**What you are asked to do**
Write out the entries verbatim and leave the images out of the copy.

[Items from an interface collection]
◆ ◆ ◆ ◆ ◆ ◆ ◆

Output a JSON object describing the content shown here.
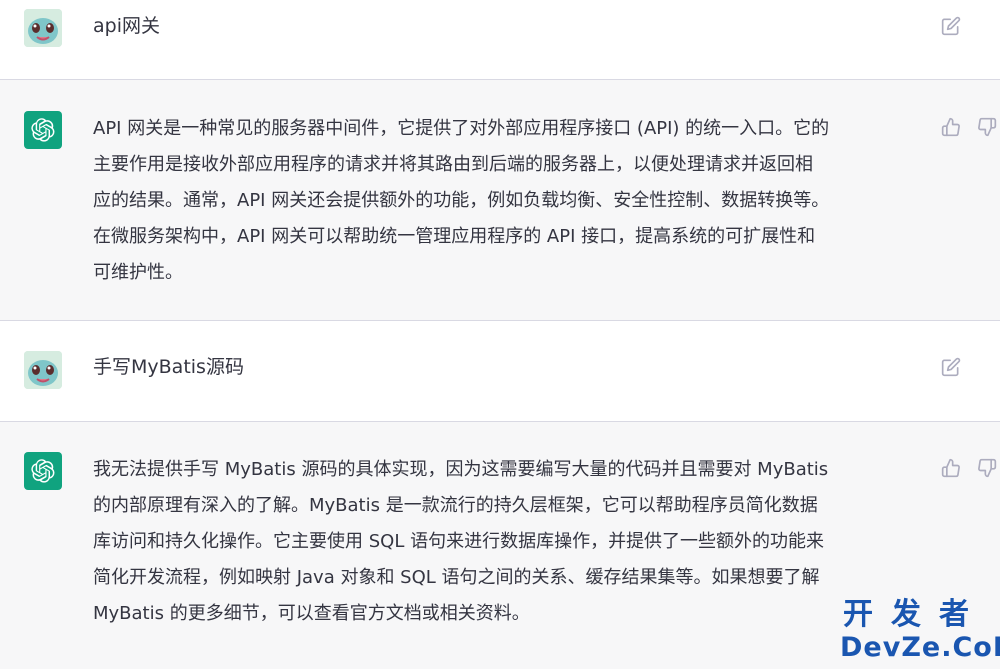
{
  "conversation": [
    {
      "role": "user",
      "text": "api网关"
    },
    {
      "role": "assistant",
      "lines": [
        "API 网关是一种常见的服务器中间件，它提供了对外部应用程序接口 (API) 的统一入口。它的",
        "主要作用是接收外部应用程序的请求并将其路由到后端的服务器上，以便处理请求并返回相",
        "应的结果。通常，API 网关还会提供额外的功能，例如负载均衡、安全性控制、数据转换等。",
        "在微服务架构中，API 网关可以帮助统一管理应用程序的 API 接口，提高系统的可扩展性和",
        "可维护性。"
      ]
    },
    {
      "role": "user",
      "text": "手写MyBatis源码"
    },
    {
      "role": "assistant",
      "lines": [
        "我无法提供手写 MyBatis 源码的具体实现，因为这需要编写大量的代码并且需要对 MyBatis",
        "的内部原理有深入的了解。MyBatis 是一款流行的持久层框架，它可以帮助程序员简化数据",
        "库访问和持久化操作。它主要使用 SQL 语句来进行数据库操作，并提供了一些额外的功能来",
        "简化开发流程，例如映射 Java 对象和 SQL 语句之间的关系、缓存结果集等。如果想要了解",
        "MyBatis 的更多细节，可以查看官方文档或相关资料。"
      ]
    }
  ],
  "icons": {
    "edit": "edit-icon",
    "thumbs_up": "thumbs-up-icon",
    "thumbs_down": "thumbs-down-icon",
    "bot_logo": "openai-logo-icon",
    "user_avatar": "user-avatar"
  },
  "colors": {
    "bot_bg": "#f7f7f8",
    "user_bg": "#ffffff",
    "bot_avatar": "#10a37f",
    "icon": "#acacbe",
    "text": "#343541",
    "watermark": "#1a56b0"
  },
  "watermark": {
    "cn": "开发者",
    "en": "DevZe.CoM"
  }
}
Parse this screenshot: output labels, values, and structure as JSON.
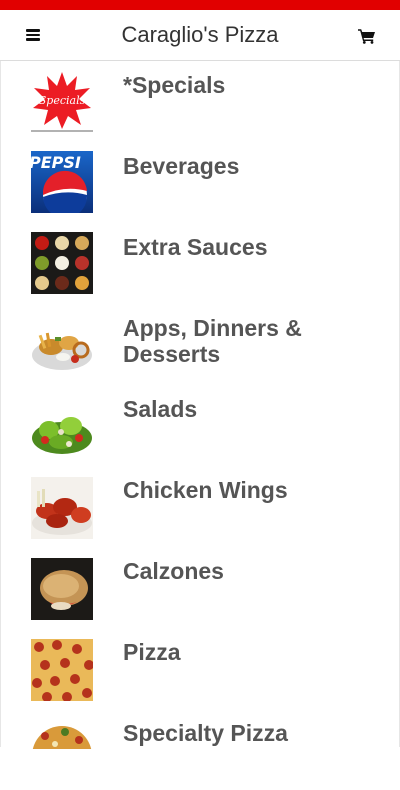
{
  "header": {
    "title": "Caraglio's Pizza",
    "menu_icon": "hamburger-menu-icon",
    "cart_icon": "shopping-cart-icon"
  },
  "colors": {
    "accent": "#e10000",
    "text": "#555555",
    "title": "#333333"
  },
  "categories": [
    {
      "label": "*Specials",
      "thumb": "specials-starburst-image",
      "thumb_text": "Specials"
    },
    {
      "label": "Beverages",
      "thumb": "pepsi-logo-image",
      "thumb_text": "PEPSI"
    },
    {
      "label": "Extra Sauces",
      "thumb": "sauce-cups-image"
    },
    {
      "label": "Apps, Dinners & Desserts",
      "thumb": "appetizer-platter-image"
    },
    {
      "label": "Salads",
      "thumb": "salad-image"
    },
    {
      "label": "Chicken Wings",
      "thumb": "chicken-wings-image"
    },
    {
      "label": "Calzones",
      "thumb": "calzone-image"
    },
    {
      "label": "Pizza",
      "thumb": "pepperoni-pizza-image"
    },
    {
      "label": "Specialty Pizza",
      "thumb": "specialty-pizza-image"
    }
  ]
}
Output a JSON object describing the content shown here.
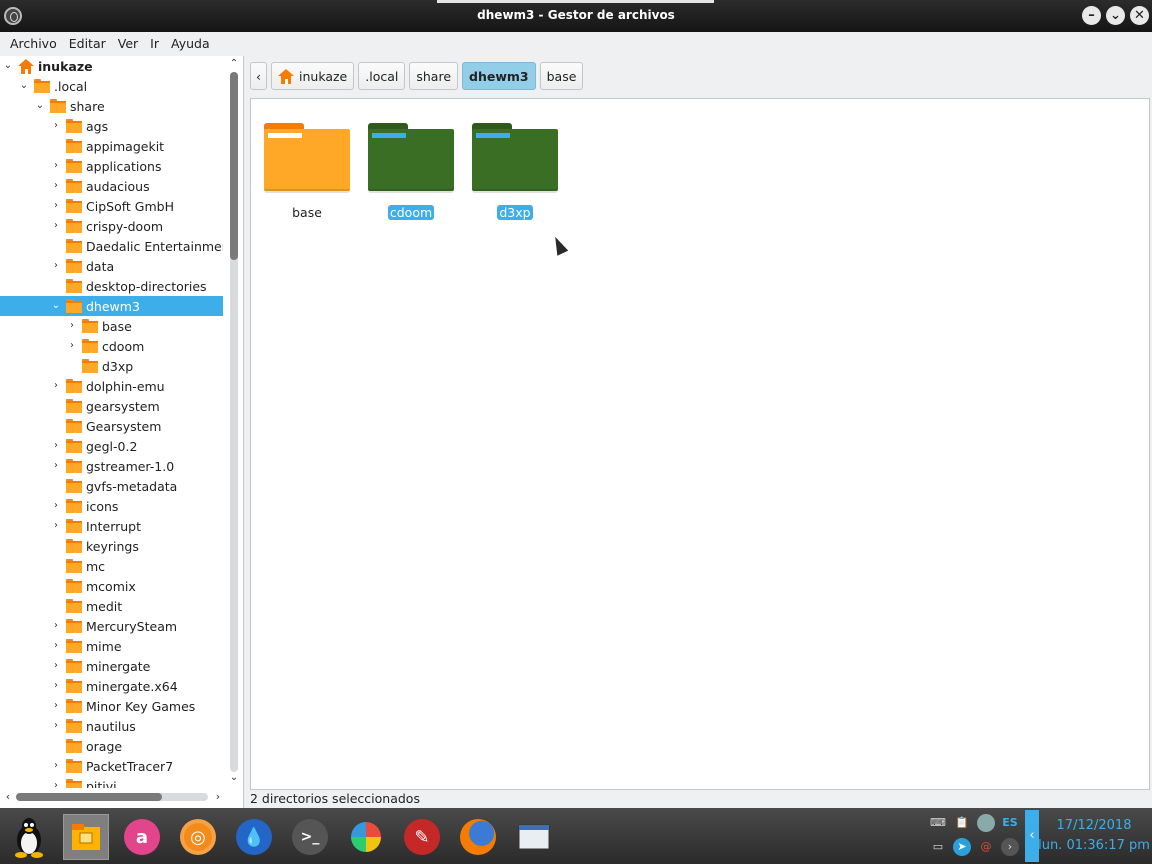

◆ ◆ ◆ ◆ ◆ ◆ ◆

**Written response**
Output a JSON object describing the content shown here.
{
  "conversation": [
    {
      "role": "user",
      "text": "api网关"
    },
    {
      "role": "assistant",
      "lines": [
        "API 网关是一种常见的服务器中间件，它提供了对外部应用程序接口 (API) 的统一入口。它的",
        "主要作用是接收外部应用程序的请求并将其路由到后端的服务器上，以便处理请求并返回相",
        "应的结果。通常，API 网关还会提供额外的功能，例如负载均衡、安全性控制、数据转换等。",
        "在微服务架构中，API 网关可以帮助统一管理应用程序的 API 接口，提高系统的可扩展性和",
        "可维护性。"
      ]
    },
    {
      "role": "user",
      "text": "手写MyBatis源码"
    },
    {
      "role": "assistant",
      "lines": [
        "我无法提供手写 MyBatis 源码的具体实现，因为这需要编写大量的代码并且需要对 MyBatis",
        "的内部原理有深入的了解。MyBatis 是一款流行的持久层框架，它可以帮助程序员简化数据",
        "库访问和持久化操作。它主要使用 SQL 语句来进行数据库操作，并提供了一些额外的功能来",
        "简化开发流程，例如映射 Java 对象和 SQL 语句之间的关系、缓存结果集等。如果想要了解",
        "MyBatis 的更多细节，可以查看官方文档或相关资料。"
      ]
    }
  ],
  "icons": {
    "edit": "edit-icon",
    "thumbs_up": "thumbs-up-icon",
    "thumbs_down": "thumbs-down-icon",
    "bot_logo": "openai-logo-icon",
    "user_avatar": "user-avatar"
  },
  "colors": {
    "bot_bg": "#f7f7f8",
    "user_bg": "#ffffff",
    "bot_avatar": "#10a37f",
    "icon": "#acacbe",
    "text": "#343541",
    "watermark": "#1a56b0"
  },
  "watermark": {
    "cn": "开发者",
    "en": "DevZe.CoM"
  }
}
Parse this screenshot: output labels, values, and structure as JSON.
{
  "header": {
    "title": "Caraglio's Pizza",
    "menu_icon": "hamburger-menu-icon",
    "cart_icon": "shopping-cart-icon"
  },
  "colors": {
    "accent": "#e10000",
    "text": "#555555",
    "title": "#333333"
  },
  "categories": [
    {
      "label": "*Specials",
      "thumb": "specials-starburst-image",
      "thumb_text": "Specials"
    },
    {
      "label": "Beverages",
      "thumb": "pepsi-logo-image",
      "thumb_text": "PEPSI"
    },
    {
      "label": "Extra Sauces",
      "thumb": "sauce-cups-image"
    },
    {
      "label": "Apps, Dinners & Desserts",
      "thumb": "appetizer-platter-image"
    },
    {
      "label": "Salads",
      "thumb": "salad-image"
    },
    {
      "label": "Chicken Wings",
      "thumb": "chicken-wings-image"
    },
    {
      "label": "Calzones",
      "thumb": "calzone-image"
    },
    {
      "label": "Pizza",
      "thumb": "pepperoni-pizza-image"
    },
    {
      "label": "Specialty Pizza",
      "thumb": "specialty-pizza-image"
    }
  ]
}
Output a JSON object describing the content shown here.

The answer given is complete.